Sunday, October 27, 2013
Ind. Gov't. - A look at the use of caususes to fill legislative vacanies between general elections
Niki Kelly of the Fort Wayne Journal Gazette takes a long look today at the use of caucuses to fill legislative vacancies between general elections. The story is headed "Rise in caucuses raises questions about process of filling legislative vacancies: Critics think it lets the savvy do an end run around voters." Some quotes:
INDIANAPOLIS – Most Indiana legislators had to take their cases to thousands of voters before swearing their first oath of office. * * *
But another group – 28 lawmakers, almost 19 percent of the state’s 150 sitting legislators – arrived at the General Assembly through a much different process: a political caucus. * * *
And even though the House and Senate members caucused into the ranks face the voters for re-election, it is rare to lose as an incumbent. * * *
[Some] see the caucus as a type of political rigging for savvy folks who might have insider knowledge of upcoming vacancies. * * *
Whenever a vacancy occurs in a state legislative office, the precinct committee people from that district and from the party of the departing lawmaker meet to tap a replacement.
These precinct folks run for election to the post. Or the county chairman appoints residents to fill a precinct committee slot if it becomes vacant.
Northeast Indiana has had a spate of caucuses in recent years – at least eight, more than other areas of the state.
Overall, the Senate has a larger number of members who came to the legislature by way of caucus – 18 compared with 10 in the House.
Of the 28 current state lawmakers who came in through a caucus, eight filled vacancies caused by death. The vast majority, 20, filled vacancies opened by resignations from office before a term was over.

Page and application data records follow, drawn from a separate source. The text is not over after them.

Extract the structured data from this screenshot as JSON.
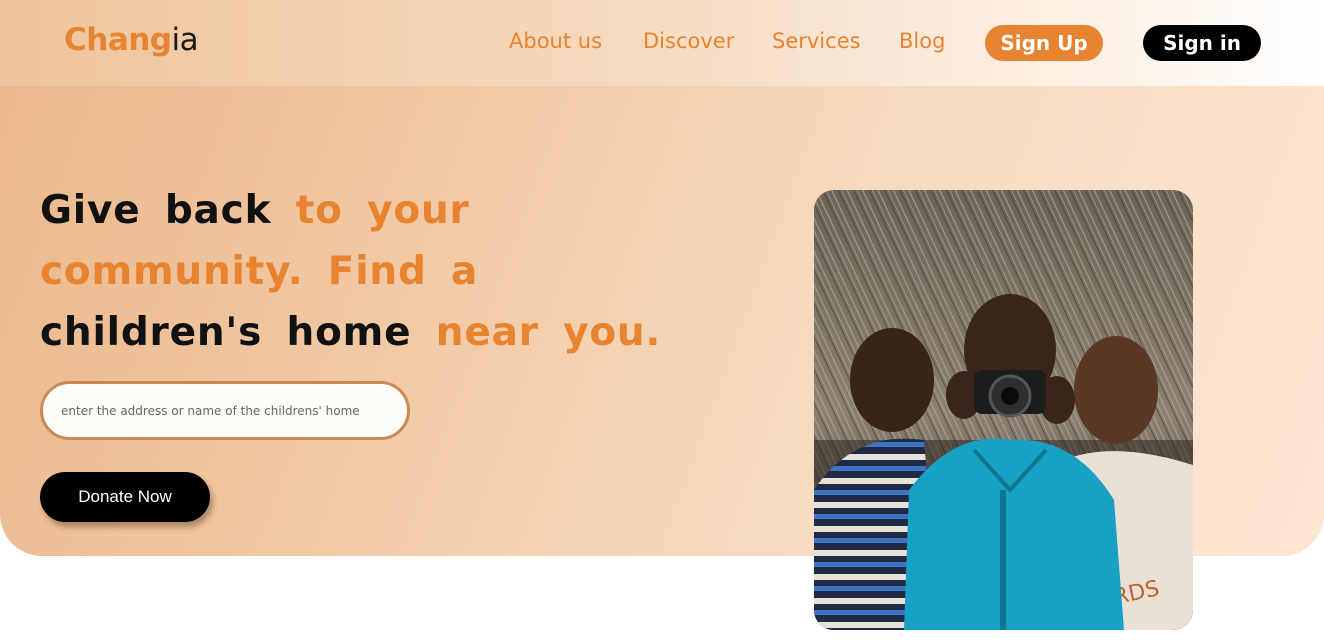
{
  "brand": {
    "name_part1": "Chang",
    "name_part2": "ia"
  },
  "nav": {
    "about": "About us",
    "discover": "Discover",
    "services": "Services",
    "blog": "Blog",
    "signup": "Sign Up",
    "signin": "Sign in"
  },
  "hero": {
    "headline": {
      "w1": "Give back",
      "w2": "to your community.",
      "w3": "Find a",
      "w4": "children's home",
      "w5": "near you."
    },
    "search": {
      "placeholder": "enter the address or name of the childrens' home",
      "value": ""
    },
    "donate_label": "Donate Now"
  },
  "colors": {
    "accent": "#e8832f",
    "dark": "#000000",
    "hero_bg": "#f2cba8"
  }
}
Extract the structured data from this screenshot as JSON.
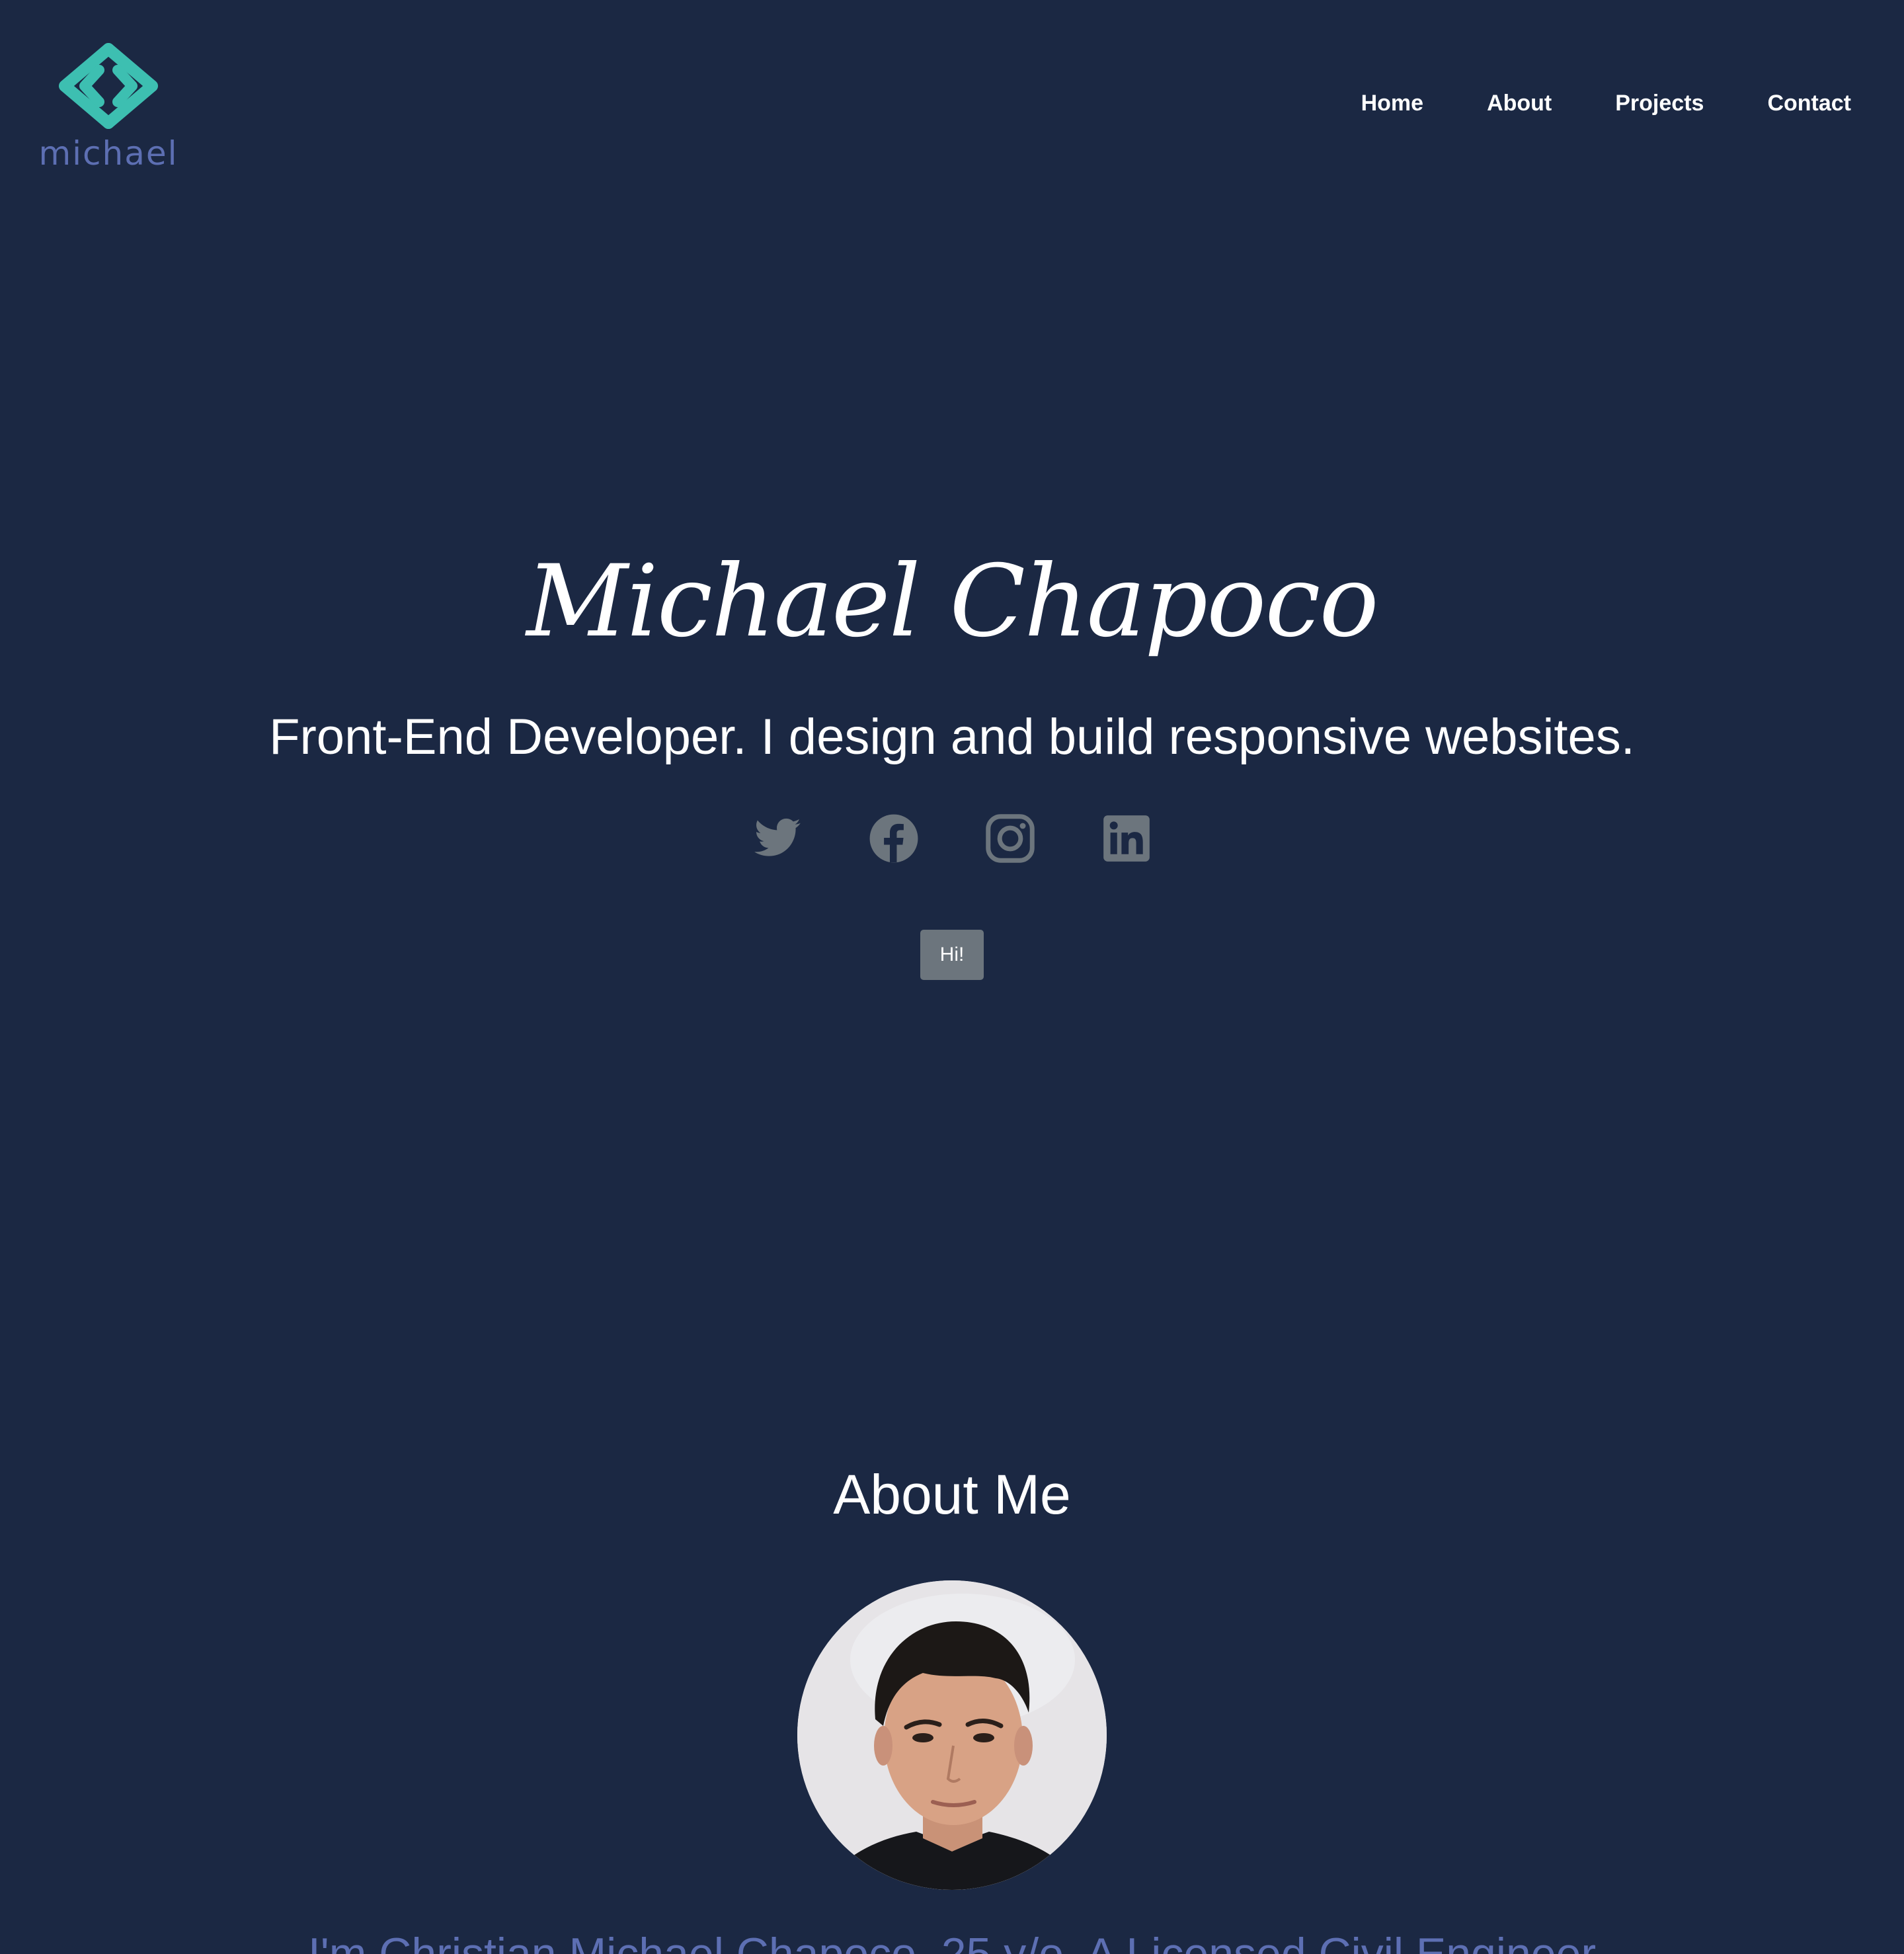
{
  "header": {
    "logo_text": "michael",
    "nav": [
      {
        "label": "Home"
      },
      {
        "label": "About"
      },
      {
        "label": "Projects"
      },
      {
        "label": "Contact"
      }
    ]
  },
  "hero": {
    "name": "Michael Chapoco",
    "tagline": "Front-End Developer. I design and build responsive websites.",
    "socials": [
      {
        "icon": "twitter-icon"
      },
      {
        "icon": "facebook-icon"
      },
      {
        "icon": "instagram-icon"
      },
      {
        "icon": "linkedin-icon"
      }
    ],
    "button_label": "Hi!"
  },
  "about": {
    "title": "About Me",
    "intro": "I'm Christian Michael Chapoco, 25 y/o. A Licensed Civil Engineer"
  },
  "colors": {
    "background": "#1b2843",
    "logo_teal": "#3dbfb1",
    "logo_text": "#5d6fb3",
    "icon_gray": "#6c757d",
    "button_gray": "#6c757d",
    "about_text": "#5d6fb3"
  }
}
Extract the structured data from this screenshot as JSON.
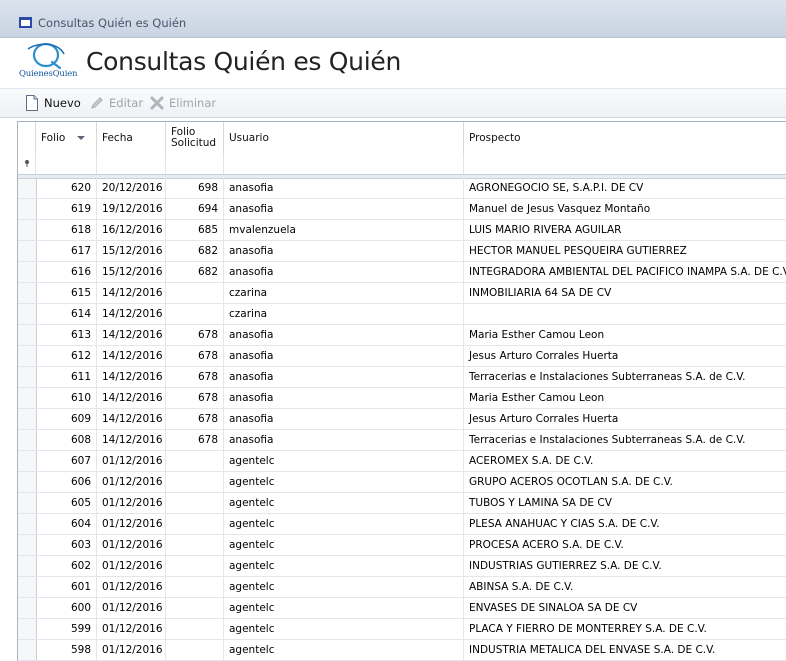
{
  "window": {
    "title": "Consultas Quién es Quién"
  },
  "header": {
    "page_title": "Consultas Quién es Quién",
    "logo_text": "QuienesQuien"
  },
  "toolbar": {
    "nuevo": "Nuevo",
    "editar": "Editar",
    "eliminar": "Eliminar"
  },
  "grid": {
    "columns": [
      "Folio",
      "Fecha",
      "Folio Solicitud",
      "Usuario",
      "Prospecto"
    ],
    "rows": [
      [
        "620",
        "20/12/2016",
        "698",
        "anasofia",
        "AGRONEGOCIO SE, S.A.P.I. DE CV"
      ],
      [
        "619",
        "19/12/2016",
        "694",
        "anasofia",
        " Manuel de Jesus Vasquez Montaño"
      ],
      [
        "618",
        "16/12/2016",
        "685",
        "mvalenzuela",
        " LUIS MARIO RIVERA AGUILAR"
      ],
      [
        "617",
        "15/12/2016",
        "682",
        "anasofia",
        "HECTOR MANUEL PESQUEIRA GUTIERREZ"
      ],
      [
        "616",
        "15/12/2016",
        "682",
        "anasofia",
        "INTEGRADORA AMBIENTAL DEL PACIFICO INAMPA S.A. DE C.V."
      ],
      [
        "615",
        "14/12/2016",
        "",
        "czarina",
        "INMOBILIARIA 64 SA DE CV"
      ],
      [
        "614",
        "14/12/2016",
        "",
        "czarina",
        ""
      ],
      [
        "613",
        "14/12/2016",
        "678",
        "anasofia",
        "Maria Esther Camou Leon"
      ],
      [
        "612",
        "14/12/2016",
        "678",
        "anasofia",
        "Jesus Arturo  Corrales Huerta"
      ],
      [
        "611",
        "14/12/2016",
        "678",
        "anasofia",
        "Terracerias e Instalaciones Subterraneas S.A. de C.V."
      ],
      [
        "610",
        "14/12/2016",
        "678",
        "anasofia",
        "Maria Esther Camou Leon"
      ],
      [
        "609",
        "14/12/2016",
        "678",
        "anasofia",
        "Jesus Arturo  Corrales Huerta"
      ],
      [
        "608",
        "14/12/2016",
        "678",
        "anasofia",
        "Terracerias e Instalaciones Subterraneas S.A. de C.V."
      ],
      [
        "607",
        "01/12/2016",
        "",
        "agentelc",
        "ACEROMEX S.A. DE C.V."
      ],
      [
        "606",
        "01/12/2016",
        "",
        "agentelc",
        "GRUPO ACEROS OCOTLAN S.A. DE C.V."
      ],
      [
        "605",
        "01/12/2016",
        "",
        "agentelc",
        "TUBOS Y LAMINA SA DE CV"
      ],
      [
        "604",
        "01/12/2016",
        "",
        "agentelc",
        "PLESA ANAHUAC Y CIAS S.A. DE C.V."
      ],
      [
        "603",
        "01/12/2016",
        "",
        "agentelc",
        "PROCESA ACERO S.A. DE C.V."
      ],
      [
        "602",
        "01/12/2016",
        "",
        "agentelc",
        "INDUSTRIAS GUTIERREZ S.A. DE C.V."
      ],
      [
        "601",
        "01/12/2016",
        "",
        "agentelc",
        "ABINSA S.A. DE C.V."
      ],
      [
        "600",
        "01/12/2016",
        "",
        "agentelc",
        "ENVASES DE SINALOA SA DE CV"
      ],
      [
        "599",
        "01/12/2016",
        "",
        "agentelc",
        "PLACA Y FIERRO DE MONTERREY S.A. DE C.V."
      ],
      [
        "598",
        "01/12/2016",
        "",
        "agentelc",
        "INDUSTRIA METALICA DEL ENVASE S.A. DE C.V."
      ]
    ]
  },
  "colors": {
    "accent": "#12569a",
    "title_text": "#44546a"
  }
}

Posted by Marcia Oddi on October 27, 2013 10:30 AM
Posted to Indiana Government